Excerpts from an interface dataset
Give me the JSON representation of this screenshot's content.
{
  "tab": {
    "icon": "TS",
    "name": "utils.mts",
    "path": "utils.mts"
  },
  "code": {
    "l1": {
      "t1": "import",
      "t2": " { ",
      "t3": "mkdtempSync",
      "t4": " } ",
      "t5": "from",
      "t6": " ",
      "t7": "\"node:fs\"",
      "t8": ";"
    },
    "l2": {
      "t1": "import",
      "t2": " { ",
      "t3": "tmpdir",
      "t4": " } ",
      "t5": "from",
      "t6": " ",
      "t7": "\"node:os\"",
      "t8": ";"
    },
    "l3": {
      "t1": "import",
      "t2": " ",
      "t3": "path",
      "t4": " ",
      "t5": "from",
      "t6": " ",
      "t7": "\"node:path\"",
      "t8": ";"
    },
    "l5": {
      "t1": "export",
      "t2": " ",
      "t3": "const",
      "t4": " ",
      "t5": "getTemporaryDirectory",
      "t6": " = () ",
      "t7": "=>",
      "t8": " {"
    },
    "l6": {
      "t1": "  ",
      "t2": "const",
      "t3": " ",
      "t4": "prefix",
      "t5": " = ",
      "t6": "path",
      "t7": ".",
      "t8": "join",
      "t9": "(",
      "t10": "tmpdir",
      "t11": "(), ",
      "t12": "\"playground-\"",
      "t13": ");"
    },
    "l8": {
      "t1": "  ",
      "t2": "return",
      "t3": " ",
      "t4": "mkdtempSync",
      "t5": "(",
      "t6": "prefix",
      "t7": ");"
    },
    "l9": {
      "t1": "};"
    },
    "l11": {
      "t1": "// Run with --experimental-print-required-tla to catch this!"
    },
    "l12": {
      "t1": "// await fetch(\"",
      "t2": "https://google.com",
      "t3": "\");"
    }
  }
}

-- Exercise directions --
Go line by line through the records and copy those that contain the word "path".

-- Result below --
    "path": "utils.mts"
      "t3": "path",
      "t7": "\"node:path\"",
      "t6": "path",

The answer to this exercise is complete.